Cuba At A Crossroads-solid converter

Politics Cuba at a Crossroads, The New American Strategy is Daniel Bruno Sanz’s latest book. Dedicated to Michelle Obama and written for the 111th Congress and the State Department, Mr. Sanz deconstructs the mind of Fidel Castro and makes forecasts for Cuba’s future. Cuba at a Crossroads is a scholarly study of economics, politics and U.S.-Cuba relations. It argues that the U.S. embargo is contrary to the national interest and counterproductive to civil society in Cuba. The aim of this book is break the stalemate in Cuba policy in 2009. This will mean abandonment of the embargo and normalization of relations without preconditions the Cubans are unlikely to accept. Detractors will no doubt dismiss it as nave coddling of Castro, but this book is not an apology for the Castro dictatorship and the end of the embargo does not imply a retreat of American power or a passive foreign policy, as embargo sponsors would have us believe. This book will not argue against the embargo on humanitarian grounds just as it rejects arguments for the embargo because of human rights violations in Cuba. There were times when the embargo made sense and was plausible as a strategy to protect American interests. In 1960, world trade was heavily skewed towards American firms and Cuba, a banana republic, was wholly dependent on the United States. It was unlikely Castro could survive without American cooperation. But barter agreements with the Soviets foiled the embargo. When the Soviets expired, Congress passed amendments called Mack, Toricelli and Helms-Burton to ensure Castros demise; but by then his power, as queen-bee of the Cuban Revolution, was institutionalized. If the embargo were going to oust Castro and company after the Soviet collapse, it would have done so by 1994. After 1994, Cubas economy turned a corner and never looked back. The embargo will never work. Actually, it does work, but not the way we have been misled to believe. The embargo is a business. It is used as a taxpayer sponsored, affirmative-action welfare program by savvy exiles. Heres how it works: An anti-Castro non-profit entity is set up with a lofty name. A bill is introduced and passed in Congress to fund the entity and appropriations are made for it. A revenue stream is generated and employment created. Government programs such as the ineffectual Radio Marti also fit this description. But sometimes an honest living fighting Castro is not good enough. Felipe Sixto worked for the Center for a Free Cuba, which describes itself as an independent, nonpartisan institution dedicated to promoting human rights and a transition to democracy and the rule of law in Cuba. It is a government funded non-profit. In July 2007 Sixto joined the Bush White House Office of Intergovernmental Affairs and was assigned to deal with state legislators, Native American groups and Hispanic officials on issues such as Cuba, Puerto Rico, health, labor, transportation, the environment and energy.
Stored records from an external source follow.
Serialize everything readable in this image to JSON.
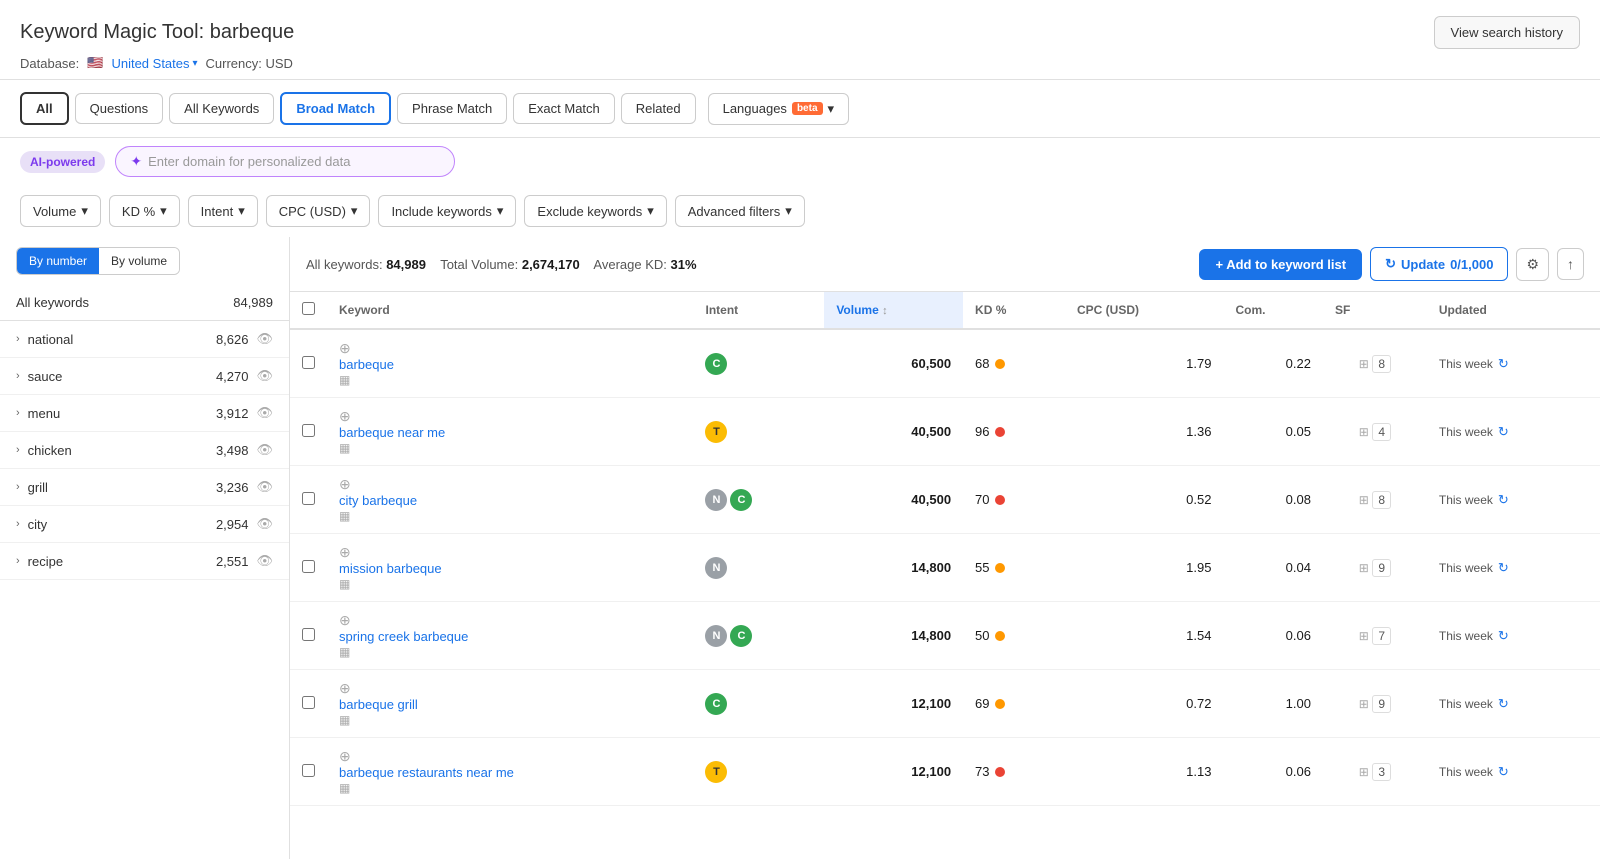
{
  "header": {
    "title_prefix": "Keyword Magic Tool:",
    "keyword": "barbeque",
    "view_history_label": "View search history",
    "database_label": "Database:",
    "database_flag": "🇺🇸",
    "database_link": "United States",
    "currency_label": "Currency: USD"
  },
  "tabs": {
    "items": [
      {
        "id": "all",
        "label": "All",
        "active": true
      },
      {
        "id": "questions",
        "label": "Questions",
        "active": false
      },
      {
        "id": "all-keywords",
        "label": "All Keywords",
        "active": false
      },
      {
        "id": "broad-match",
        "label": "Broad Match",
        "active": true
      },
      {
        "id": "phrase-match",
        "label": "Phrase Match",
        "active": false
      },
      {
        "id": "exact-match",
        "label": "Exact Match",
        "active": false
      },
      {
        "id": "related",
        "label": "Related",
        "active": false
      }
    ],
    "languages_label": "Languages",
    "languages_beta": "beta"
  },
  "ai_row": {
    "badge_label": "AI-powered",
    "input_placeholder": "Enter domain for personalized data"
  },
  "filters": {
    "items": [
      {
        "id": "volume",
        "label": "Volume"
      },
      {
        "id": "kd",
        "label": "KD %"
      },
      {
        "id": "intent",
        "label": "Intent"
      },
      {
        "id": "cpc",
        "label": "CPC (USD)"
      },
      {
        "id": "include",
        "label": "Include keywords"
      },
      {
        "id": "exclude",
        "label": "Exclude keywords"
      },
      {
        "id": "advanced",
        "label": "Advanced filters"
      }
    ]
  },
  "sort_buttons": {
    "by_number": "By number",
    "by_volume": "By volume"
  },
  "sidebar": {
    "all_label": "All keywords",
    "all_count": "84,989",
    "items": [
      {
        "label": "national",
        "count": "8,626"
      },
      {
        "label": "sauce",
        "count": "4,270"
      },
      {
        "label": "menu",
        "count": "3,912"
      },
      {
        "label": "chicken",
        "count": "3,498"
      },
      {
        "label": "grill",
        "count": "3,236"
      },
      {
        "label": "city",
        "count": "2,954"
      },
      {
        "label": "recipe",
        "count": "2,551"
      }
    ]
  },
  "content": {
    "stats": {
      "all_keywords_label": "All keywords:",
      "all_keywords_value": "84,989",
      "total_volume_label": "Total Volume:",
      "total_volume_value": "2,674,170",
      "avg_kd_label": "Average KD:",
      "avg_kd_value": "31%"
    },
    "actions": {
      "add_btn": "+ Add to keyword list",
      "update_btn": "Update",
      "update_count": "0/1,000"
    },
    "table": {
      "columns": [
        "Keyword",
        "Intent",
        "Volume",
        "KD %",
        "CPC (USD)",
        "Com.",
        "SF",
        "Updated"
      ],
      "rows": [
        {
          "keyword": "barbeque",
          "intents": [
            {
              "code": "C",
              "type": "c"
            }
          ],
          "volume": "60,500",
          "kd": 68,
          "kd_color": "orange",
          "cpc": "1.79",
          "com": "0.22",
          "sf": "8",
          "updated": "This week"
        },
        {
          "keyword": "barbeque near me",
          "intents": [
            {
              "code": "T",
              "type": "t"
            }
          ],
          "volume": "40,500",
          "kd": 96,
          "kd_color": "red",
          "cpc": "1.36",
          "com": "0.05",
          "sf": "4",
          "updated": "This week"
        },
        {
          "keyword": "city barbeque",
          "intents": [
            {
              "code": "N",
              "type": "n"
            },
            {
              "code": "C",
              "type": "c"
            }
          ],
          "volume": "40,500",
          "kd": 70,
          "kd_color": "red",
          "cpc": "0.52",
          "com": "0.08",
          "sf": "8",
          "updated": "This week"
        },
        {
          "keyword": "mission barbeque",
          "intents": [
            {
              "code": "N",
              "type": "n"
            }
          ],
          "volume": "14,800",
          "kd": 55,
          "kd_color": "orange",
          "cpc": "1.95",
          "com": "0.04",
          "sf": "9",
          "updated": "This week"
        },
        {
          "keyword": "spring creek barbeque",
          "intents": [
            {
              "code": "N",
              "type": "n"
            },
            {
              "code": "C",
              "type": "c"
            }
          ],
          "volume": "14,800",
          "kd": 50,
          "kd_color": "orange",
          "cpc": "1.54",
          "com": "0.06",
          "sf": "7",
          "updated": "This week"
        },
        {
          "keyword": "barbeque grill",
          "intents": [
            {
              "code": "C",
              "type": "c"
            }
          ],
          "volume": "12,100",
          "kd": 69,
          "kd_color": "orange",
          "cpc": "0.72",
          "com": "1.00",
          "sf": "9",
          "updated": "This week"
        },
        {
          "keyword": "barbeque restaurants near me",
          "intents": [
            {
              "code": "T",
              "type": "t"
            }
          ],
          "volume": "12,100",
          "kd": 73,
          "kd_color": "red",
          "cpc": "1.13",
          "com": "0.06",
          "sf": "3",
          "updated": "This week"
        }
      ]
    }
  }
}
In March 2009 Sixto was convicted and sentenced to 30 months in prison for the theft of $579,247 from the Center for a Free Cuba. He admitted his guilt. About the Author: 相关的主题文章: